By Christian Livermore
Posted: April 06, 2009 – 2:00 AM
TOWN OF WALLKILL — A local chiropractor fed up with the hassle and underpayment by insurance companies is switching to a cash-only practice.
Dr. Peter Holst said insurance companies are paying less of the cost of chiropractic visits, making patients pay more and drowning doctors in red tape.
Some require a preliminary exam to document the need for treatment, but won’t pay for it. Some deny payment for inexplicable reasons. One allows a $29 fee for a basic visit, but sets the patient’s co-pay at $40. Insurance company payment: Zero.
“I hate the thought that me cutting out insurance might impact my patients and the trust and confidence they have in me, so any fee that we establish will be in line and close to any co-pays they are already paying,” Holst said. “Why do I have to waste my time dealing with insurance companies when they’re not paying for anything anyway?”
He plans to make the switch in the next year, and is still figuring out what his fees will be.
Holst is one of what seems to be a growing number of doctors who have thrown up their hands with insurance companies.
“We have heard anecdotal evidence of a rise in the number of cash-only practices,” said Angela Kargus, spokesperson for the American Chiropractic Association.
It’s hard to pin down exactly how many cash-only doctors there are nationwide, but an annual survey by the trade magazine Chiropractic Economics showed that in 2008, 8 percent of survey respondents were cash-only, compared with 7 percent in 2007. But the number has seesawed up and down: 21.1 percent in 2006, 11.7 percent in 2005, and 6.4 percent in 2004.

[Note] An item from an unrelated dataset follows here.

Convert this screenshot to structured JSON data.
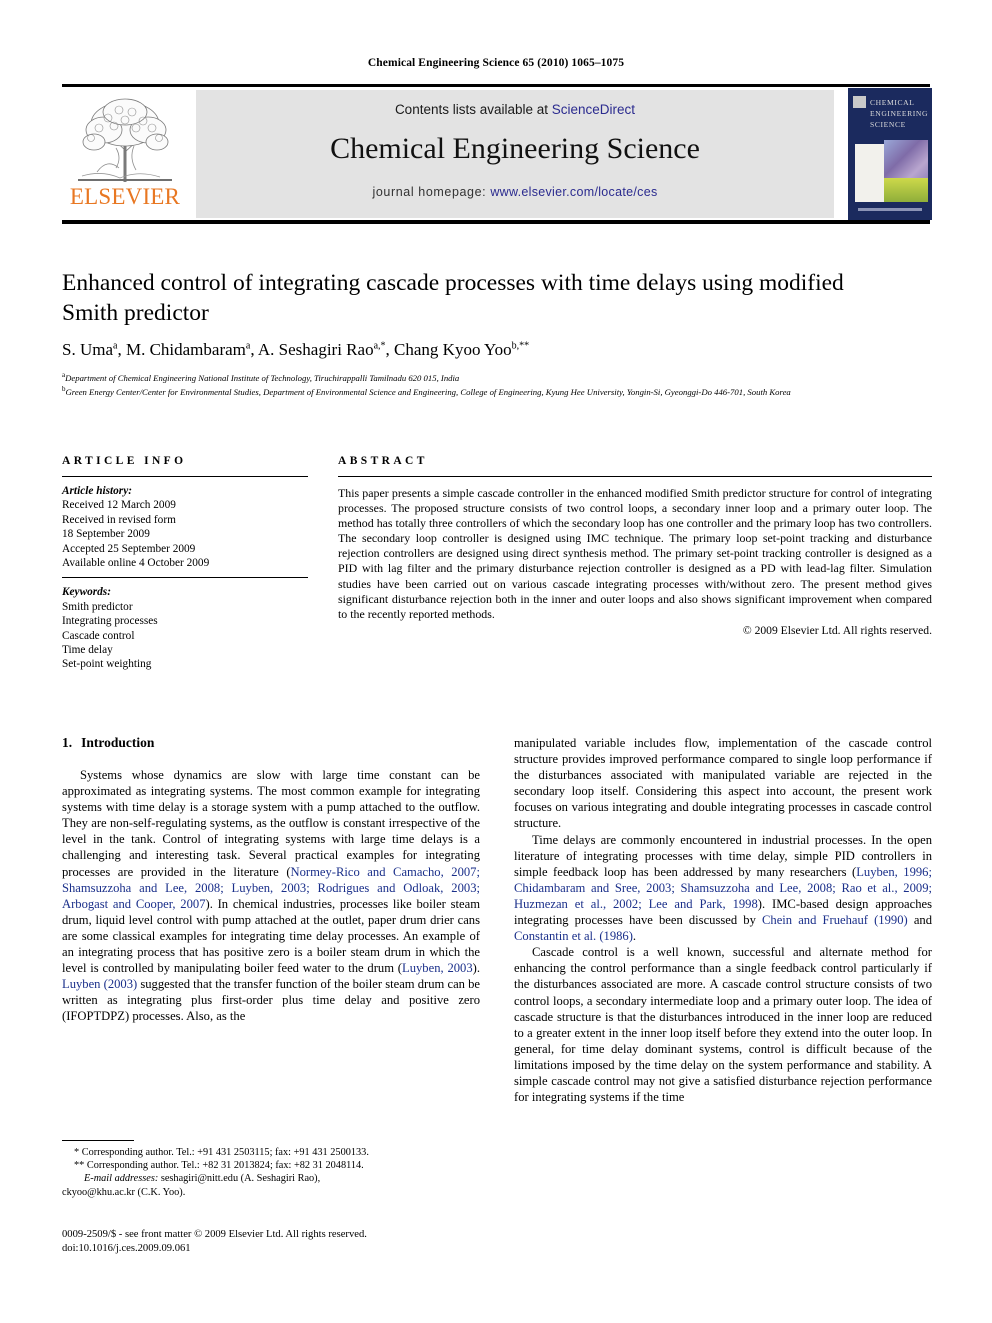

Other doctors have switched to “boutique” or “concierge” practices, where patients get unlimited visits in exchange for an annual fee.

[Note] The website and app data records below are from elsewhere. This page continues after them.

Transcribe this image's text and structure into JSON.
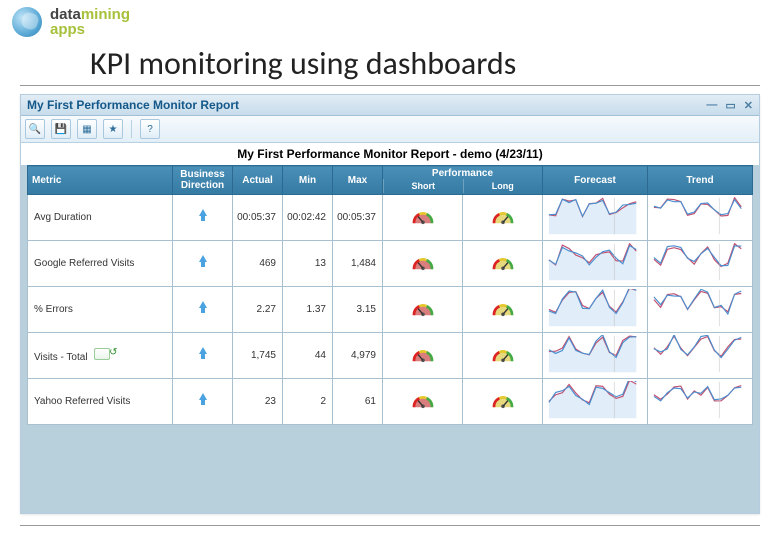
{
  "brand": {
    "line1_a": "data",
    "line1_b": "mining",
    "line2": "apps"
  },
  "page": {
    "title": "KPI monitoring using dashboards"
  },
  "window": {
    "title": "My First Performance Monitor Report"
  },
  "report": {
    "title": "My First Performance Monitor Report - demo (4/23/11)"
  },
  "headers": {
    "metric": "Metric",
    "direction": "Business Direction",
    "actual": "Actual",
    "min": "Min",
    "max": "Max",
    "performance": "Performance",
    "perf_short": "Short",
    "perf_long": "Long",
    "forecast": "Forecast",
    "trend": "Trend"
  },
  "rows": [
    {
      "metric": "Avg Duration",
      "actual": "00:05:37",
      "min": "00:02:42",
      "max": "00:05:37",
      "has_icon": false
    },
    {
      "metric": "Google Referred Visits",
      "actual": "469",
      "min": "13",
      "max": "1,484",
      "has_icon": false
    },
    {
      "metric": "% Errors",
      "actual": "2.27",
      "min": "1.37",
      "max": "3.15",
      "has_icon": false
    },
    {
      "metric": "Visits - Total",
      "actual": "1,745",
      "min": "44",
      "max": "4,979",
      "has_icon": true
    },
    {
      "metric": "Yahoo Referred Visits",
      "actual": "23",
      "min": "2",
      "max": "61",
      "has_icon": false
    }
  ],
  "toolbar_icons": [
    "zoom-icon",
    "save-icon",
    "grid-icon",
    "favorite-icon",
    "help-icon"
  ]
}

Some dentists are making the switch, as well.
Town of Wallkill dentist Dr. Donato Napoletano still accepts insurance, but dropped all managed care contracts about 10 years ago, fed up with the lower fees the insurance companies paid through contracts, fees that barely covered his expenses.
“I could not spend sufficient time with patients because I had to get a certain number of patients in to meet my expenses,” he said. “I just reached a point where I said, this is not why I became a dentist.”